| Information given |

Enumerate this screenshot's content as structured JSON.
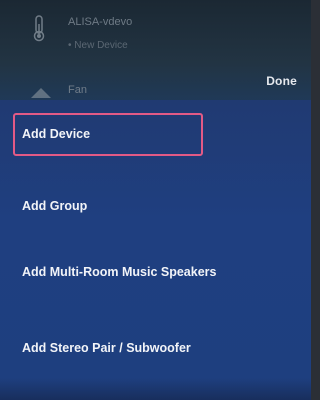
{
  "background_list": {
    "devices": [
      {
        "name": "ALISA-vdevo",
        "subtitle": "• New Device",
        "icon": "thermometer-icon"
      },
      {
        "name": "Fan",
        "subtitle": "",
        "icon": "fan-icon"
      }
    ]
  },
  "header": {
    "done_label": "Done"
  },
  "menu": {
    "items": [
      {
        "label": "Add Device",
        "highlighted": true
      },
      {
        "label": "Add Group"
      },
      {
        "label": "Add Multi-Room Music Speakers"
      },
      {
        "label": "Add Stereo Pair / Subwoofer"
      }
    ],
    "highlight_color": "#e25a86"
  },
  "colors": {
    "menu_background": "#1f3f80",
    "backdrop": "#1b2833",
    "text_primary": "#f2f4f8"
  }
}
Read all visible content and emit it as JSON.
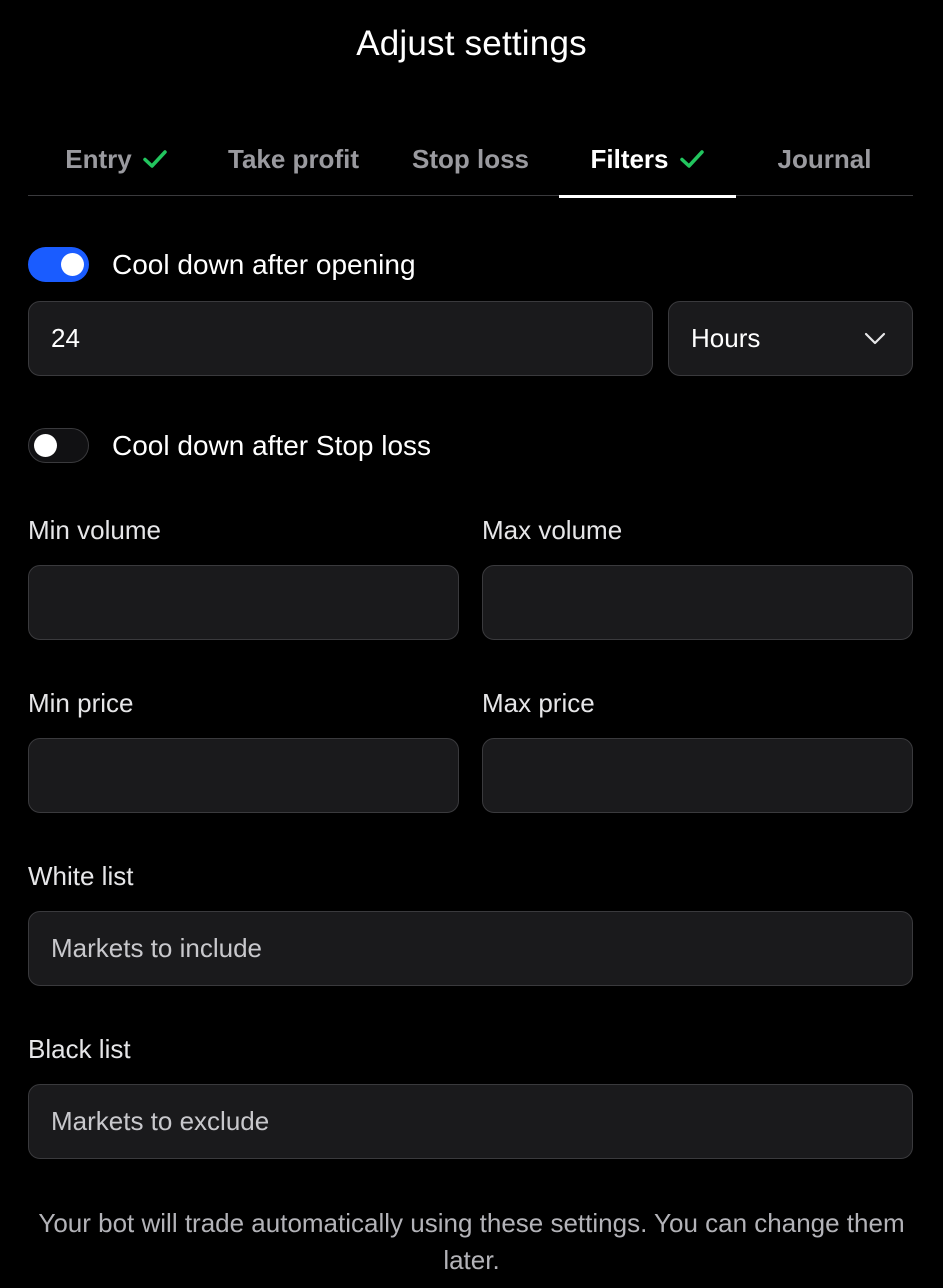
{
  "title": "Adjust settings",
  "tabs": [
    {
      "label": "Entry",
      "checked": true
    },
    {
      "label": "Take profit",
      "checked": false
    },
    {
      "label": "Stop loss",
      "checked": false
    },
    {
      "label": "Filters",
      "checked": true,
      "active": true
    },
    {
      "label": "Journal",
      "checked": false
    }
  ],
  "cooldown_opening": {
    "label": "Cool down after opening",
    "enabled": true,
    "value": "24",
    "unit": "Hours"
  },
  "cooldown_stoploss": {
    "label": "Cool down after Stop loss",
    "enabled": false
  },
  "min_volume": {
    "label": "Min volume",
    "value": ""
  },
  "max_volume": {
    "label": "Max volume",
    "value": ""
  },
  "min_price": {
    "label": "Min price",
    "value": ""
  },
  "max_price": {
    "label": "Max price",
    "value": ""
  },
  "white_list": {
    "label": "White list",
    "placeholder": "Markets to include"
  },
  "black_list": {
    "label": "Black list",
    "placeholder": "Markets to exclude"
  },
  "footer_text": "Your bot will trade automatically using these settings. You can change them later.",
  "colors": {
    "accent": "#1a5cff",
    "check": "#22c55e",
    "background": "#000000",
    "field_bg": "#1a1a1c"
  }
}
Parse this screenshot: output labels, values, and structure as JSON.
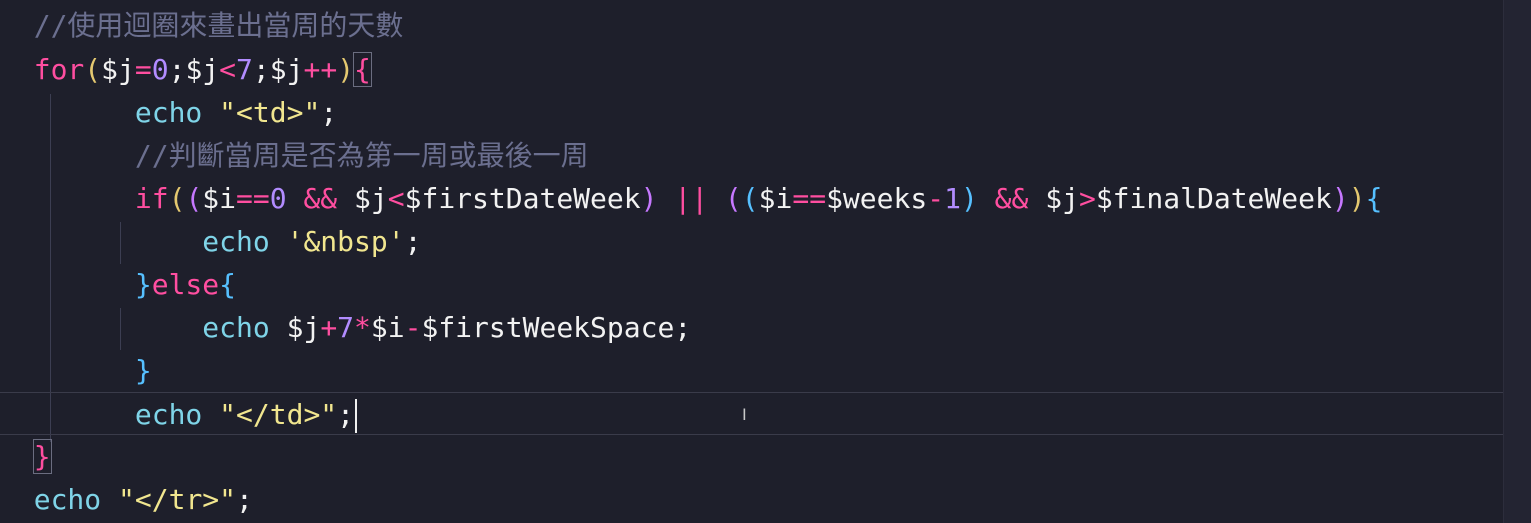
{
  "editor": {
    "line1": "//使用迴圈來畫出當周的天數",
    "line2": {
      "kw": "for",
      "open": "(",
      "var1": "$j",
      "eq": "=",
      "zero": "0",
      "semi1": ";",
      "var2": "$j",
      "lt": "<",
      "seven": "7",
      "semi2": ";",
      "var3": "$j",
      "inc": "++",
      "close": ")",
      "brace": "{"
    },
    "line3": {
      "fn": "echo",
      "str": "\"<td>\"",
      "semi": ";"
    },
    "line4": "//判斷當周是否為第一周或最後一周",
    "line5": {
      "kw": "if",
      "p1": "(",
      "p2": "(",
      "v1": "$i",
      "eqeq1": "==",
      "z": "0",
      "and1": "&&",
      "v2": "$j",
      "lt": "<",
      "v3": "$firstDateWeek",
      "p3": ")",
      "or": "||",
      "p4": "(",
      "p5": "(",
      "v4": "$i",
      "eqeq2": "==",
      "v5": "$weeks",
      "minus": "-",
      "one": "1",
      "p6": ")",
      "and2": "&&",
      "v6": "$j",
      "gt": ">",
      "v7": "$finalDateWeek",
      "p7": ")",
      "p8": ")",
      "brace": "{"
    },
    "line6": {
      "fn": "echo",
      "str": "'&nbsp'",
      "semi": ";"
    },
    "line7": {
      "close": "}",
      "kw": "else",
      "brace": "{"
    },
    "line8": {
      "fn": "echo",
      "v1": "$j",
      "plus": "+",
      "seven": "7",
      "mul": "*",
      "v2": "$i",
      "minus": "-",
      "v3": "$firstWeekSpace",
      "semi": ";"
    },
    "line9": {
      "close": "}"
    },
    "line10": {
      "fn": "echo",
      "str": "\"</td>\"",
      "semi": ";"
    },
    "line11": {
      "close": "}"
    },
    "line12": {
      "fn": "echo",
      "str": "\"</tr>\"",
      "semi": ";"
    }
  }
}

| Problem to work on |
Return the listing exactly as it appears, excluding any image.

| Answer to this problem |
Enumerate this screenshot's content as structured JSON.
{
  "background_list": {
    "devices": [
      {
        "name": "ALISA-vdevo",
        "subtitle": "• New Device",
        "icon": "thermometer-icon"
      },
      {
        "name": "Fan",
        "subtitle": "",
        "icon": "fan-icon"
      }
    ]
  },
  "header": {
    "done_label": "Done"
  },
  "menu": {
    "items": [
      {
        "label": "Add Device",
        "highlighted": true
      },
      {
        "label": "Add Group"
      },
      {
        "label": "Add Multi-Room Music Speakers"
      },
      {
        "label": "Add Stereo Pair / Subwoofer"
      }
    ],
    "highlight_color": "#e25a86"
  },
  "colors": {
    "menu_background": "#1f3f80",
    "backdrop": "#1b2833",
    "text_primary": "#f2f4f8"
  }
}
Read all visible content and emit it as JSON.
{
  "title": "Adjust settings",
  "tabs": [
    {
      "label": "Entry",
      "checked": true
    },
    {
      "label": "Take profit",
      "checked": false
    },
    {
      "label": "Stop loss",
      "checked": false
    },
    {
      "label": "Filters",
      "checked": true,
      "active": true
    },
    {
      "label": "Journal",
      "checked": false
    }
  ],
  "cooldown_opening": {
    "label": "Cool down after opening",
    "enabled": true,
    "value": "24",
    "unit": "Hours"
  },
  "cooldown_stoploss": {
    "label": "Cool down after Stop loss",
    "enabled": false
  },
  "min_volume": {
    "label": "Min volume",
    "value": ""
  },
  "max_volume": {
    "label": "Max volume",
    "value": ""
  },
  "min_price": {
    "label": "Min price",
    "value": ""
  },
  "max_price": {
    "label": "Max price",
    "value": ""
  },
  "white_list": {
    "label": "White list",
    "placeholder": "Markets to include"
  },
  "black_list": {
    "label": "Black list",
    "placeholder": "Markets to exclude"
  },
  "footer_text": "Your bot will trade automatically using these settings. You can change them later.",
  "colors": {
    "accent": "#1a5cff",
    "check": "#22c55e",
    "background": "#000000",
    "field_bg": "#1a1a1c"
  }
}
Parse this screenshot: output labels, values, and structure as JSON.
{
  "editor": {
    "line1": "//使用迴圈來畫出當周的天數",
    "line2": {
      "kw": "for",
      "open": "(",
      "var1": "$j",
      "eq": "=",
      "zero": "0",
      "semi1": ";",
      "var2": "$j",
      "lt": "<",
      "seven": "7",
      "semi2": ";",
      "var3": "$j",
      "inc": "++",
      "close": ")",
      "brace": "{"
    },
    "line3": {
      "fn": "echo",
      "str": "\"<td>\"",
      "semi": ";"
    },
    "line4": "//判斷當周是否為第一周或最後一周",
    "line5": {
      "kw": "if",
      "p1": "(",
      "p2": "(",
      "v1": "$i",
      "eqeq1": "==",
      "z": "0",
      "and1": "&&",
      "v2": "$j",
      "lt": "<",
      "v3": "$firstDateWeek",
      "p3": ")",
      "or": "||",
      "p4": "(",
      "p5": "(",
      "v4": "$i",
      "eqeq2": "==",
      "v5": "$weeks",
      "minus": "-",
      "one": "1",
      "p6": ")",
      "and2": "&&",
      "v6": "$j",
      "gt": ">",
      "v7": "$finalDateWeek",
      "p7": ")",
      "p8": ")",
      "brace": "{"
    },
    "line6": {
      "fn": "echo",
      "str": "'&nbsp'",
      "semi": ";"
    },
    "line7": {
      "close": "}",
      "kw": "else",
      "brace": "{"
    },
    "line8": {
      "fn": "echo",
      "v1": "$j",
      "plus": "+",
      "seven": "7",
      "mul": "*",
      "v2": "$i",
      "minus": "-",
      "v3": "$firstWeekSpace",
      "semi": ";"
    },
    "line9": {
      "close": "}"
    },
    "line10": {
      "fn": "echo",
      "str": "\"</td>\"",
      "semi": ";"
    },
    "line11": {
      "close": "}"
    },
    "line12": {
      "fn": "echo",
      "str": "\"</tr>\"",
      "semi": ";"
    }
  }
}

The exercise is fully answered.